Emily writes (once again):
As longtime readers will know, I sometimes ban words and phrases. Though I find many non-standard uses of the language to be useful, lyrical, fascinating, or all three, others are just irksome. Here’s one that’s on the rise, and at the top of my current list of irritants (aside from the economy, short-sighted capitalists generally, and the futile war against our brute natures): abbreviations of the short, concise, one-syllable word “thanks.”
I’m used to (but that doesn’t mean I accept) the sign-off “thx.” To me, it conveys a lack of complete thanks, a partial, lackadaisical hiss. The sound it makes in my mind is the insincere, singsong “thinkssss” that workmates we’ve all known like to say with a scrunched-up smirk and bad intentions. I have a feeling that the brilliant David Shipley and Will Schwalbe, whose book Send: Why People Email So Badly and How to Do It Better I read recently and loved, would not approve of “thx.”
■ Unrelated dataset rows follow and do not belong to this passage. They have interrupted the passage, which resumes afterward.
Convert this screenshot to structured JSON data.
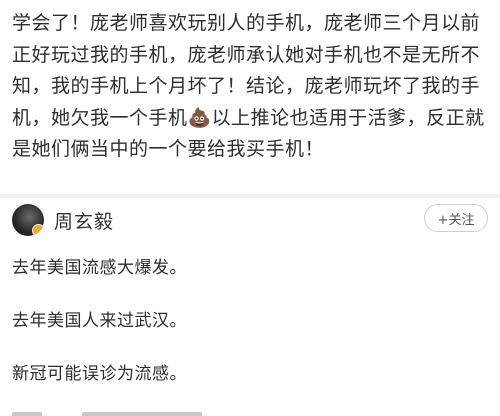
{
  "post": {
    "body": "学会了！庞老师喜欢玩别人的手机，庞老师三个月以前正好玩过我的手机，庞老师承认她对手机也不是无所不知，我的手机上个月坏了！结论，庞老师玩坏了我的手机，她欠我一个手机💩以上推论也适用于活爹，反正就是她们俩当中的一个要给我买手机！"
  },
  "comment": {
    "author_name": "周玄毅",
    "follow_label": "+关注",
    "lines": [
      "去年美国流感大爆发。",
      "去年美国人来过武汉。",
      "新冠可能误诊为流感。"
    ]
  },
  "icons": {
    "avatar": "user-avatar",
    "badge": "verified-badge-icon"
  },
  "colors": {
    "text": "#2e2e2e",
    "divider": "#f1f1f1",
    "badge": "#f5a623",
    "follow_border": "#cfcfcf"
  }
}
Now I’m seeing “thnx.” “Thanks” has only six letters. Even the silliest abbreviations are fine with me in instant messaging; that’s a fun puzzle of a medium, time is of the essence, and within it I require neither punctuation nor official spelling. But in email, especially business email, seriously, spell out “thanks.” Thanks!
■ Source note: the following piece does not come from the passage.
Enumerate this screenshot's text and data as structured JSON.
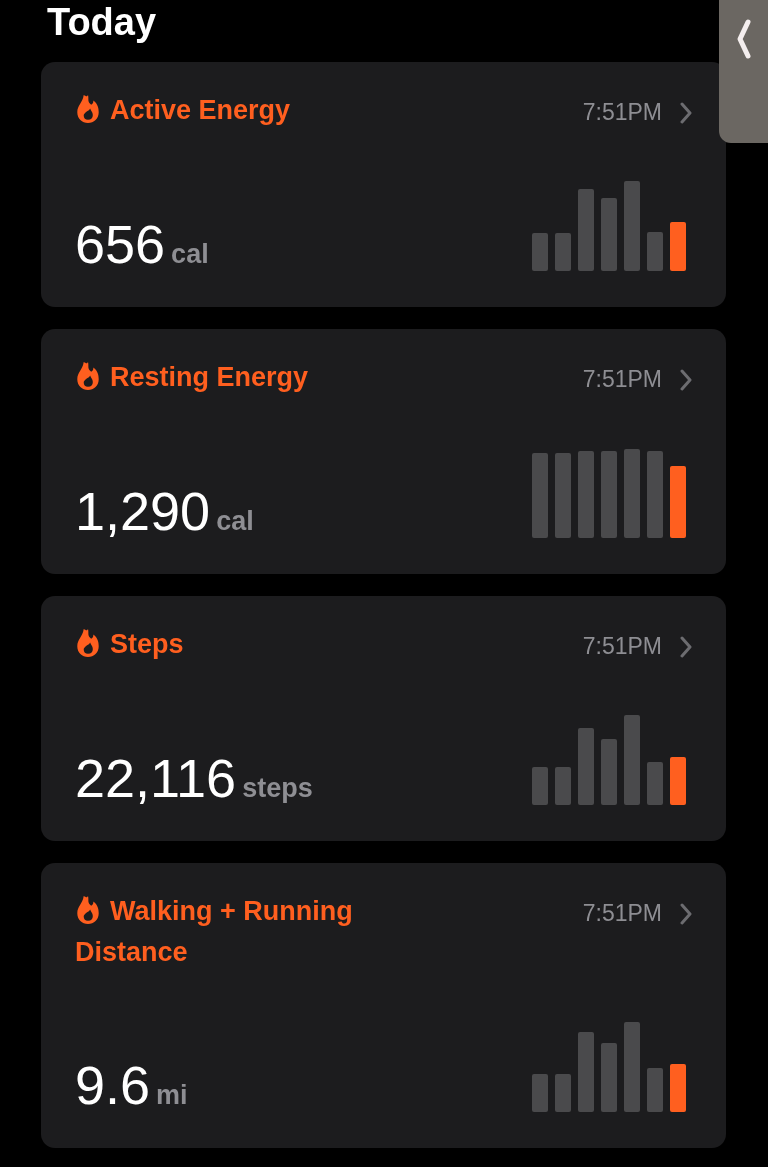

Hello! I’m Emily Gordon, an editor, critic, copywriter, and pre-web internet nut. Emdashes, born in 2004, spent many years as a New Yorker fan blog. The project garnered some nice compliments and press.
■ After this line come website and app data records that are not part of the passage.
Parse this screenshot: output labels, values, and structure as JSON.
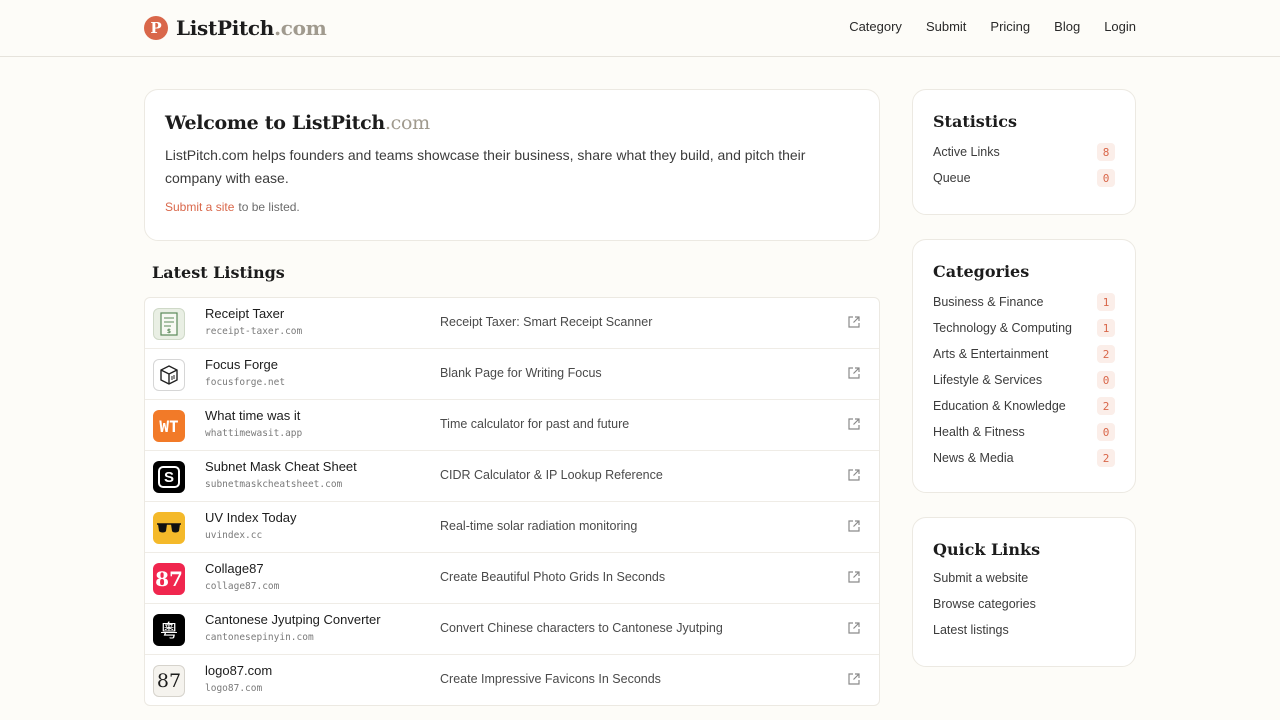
{
  "brand": {
    "logo_letter": "P",
    "name": "ListPitch",
    "tld": ".com",
    "accent": "#d9674a"
  },
  "nav": [
    "Category",
    "Submit",
    "Pricing",
    "Blog",
    "Login"
  ],
  "welcome": {
    "title_main": "Welcome to ListPitch",
    "title_tld": ".com",
    "description": "ListPitch.com helps founders and teams showcase their business, share what they build, and pitch their company with ease.",
    "submit_link": "Submit a site",
    "submit_suffix": "to be listed."
  },
  "latest": {
    "title": "Latest Listings",
    "items": [
      {
        "name": "Receipt Taxer",
        "domain": "receipt-taxer.com",
        "tagline": "Receipt Taxer: Smart Receipt Scanner",
        "icon": "receipt-icon"
      },
      {
        "name": "Focus Forge",
        "domain": "focusforge.net",
        "tagline": "Blank Page for Writing Focus",
        "icon": "cube-icon"
      },
      {
        "name": "What time was it",
        "domain": "whattimewasit.app",
        "tagline": "Time calculator for past and future",
        "icon": "wt-logo-icon",
        "icon_text": "WT"
      },
      {
        "name": "Subnet Mask Cheat Sheet",
        "domain": "subnetmaskcheatsheet.com",
        "tagline": "CIDR Calculator & IP Lookup Reference",
        "icon": "s-logo-icon",
        "icon_text": "S"
      },
      {
        "name": "UV Index Today",
        "domain": "uvindex.cc",
        "tagline": "Real-time solar radiation monitoring",
        "icon": "sunglasses-icon"
      },
      {
        "name": "Collage87",
        "domain": "collage87.com",
        "tagline": "Create Beautiful Photo Grids In Seconds",
        "icon": "collage87-logo-icon",
        "icon_text": "87"
      },
      {
        "name": "Cantonese Jyutping Converter",
        "domain": "cantonesepinyin.com",
        "tagline": "Convert Chinese characters to Cantonese Jyutping",
        "icon": "yue-character-icon",
        "icon_text": "粵"
      },
      {
        "name": "logo87.com",
        "domain": "logo87.com",
        "tagline": "Create Impressive Favicons In Seconds",
        "icon": "logo87-icon",
        "icon_text": "87"
      }
    ]
  },
  "statistics": {
    "title": "Statistics",
    "items": [
      {
        "label": "Active Links",
        "value": "8"
      },
      {
        "label": "Queue",
        "value": "0"
      }
    ]
  },
  "categories": {
    "title": "Categories",
    "items": [
      {
        "label": "Business & Finance",
        "count": "1"
      },
      {
        "label": "Technology & Computing",
        "count": "1"
      },
      {
        "label": "Arts & Entertainment",
        "count": "2"
      },
      {
        "label": "Lifestyle & Services",
        "count": "0"
      },
      {
        "label": "Education & Knowledge",
        "count": "2"
      },
      {
        "label": "Health & Fitness",
        "count": "0"
      },
      {
        "label": "News & Media",
        "count": "2"
      }
    ]
  },
  "quick_links": {
    "title": "Quick Links",
    "items": [
      "Submit a website",
      "Browse categories",
      "Latest listings"
    ]
  }
}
The blog’s now treading the territories of punctuation, publications, movies, design, and other things that stir me.
Over the years, I’ve worked with a brilliant brigade of culture writers, editors, and artists. You can read all about the people who've helped build Emdashes here at “Who We?” (That’s a New Yorker joke. Old habits die hard.)
I welcome submissions, questions, corrections, and ardent, obsessive contributors. I also host occasional book-related contests and giveaways. Questioners and publishers, just email me.
Jennifer Hadley designed the original Emdashes pencil logo, based on a 1943 Dorothy Gray ad.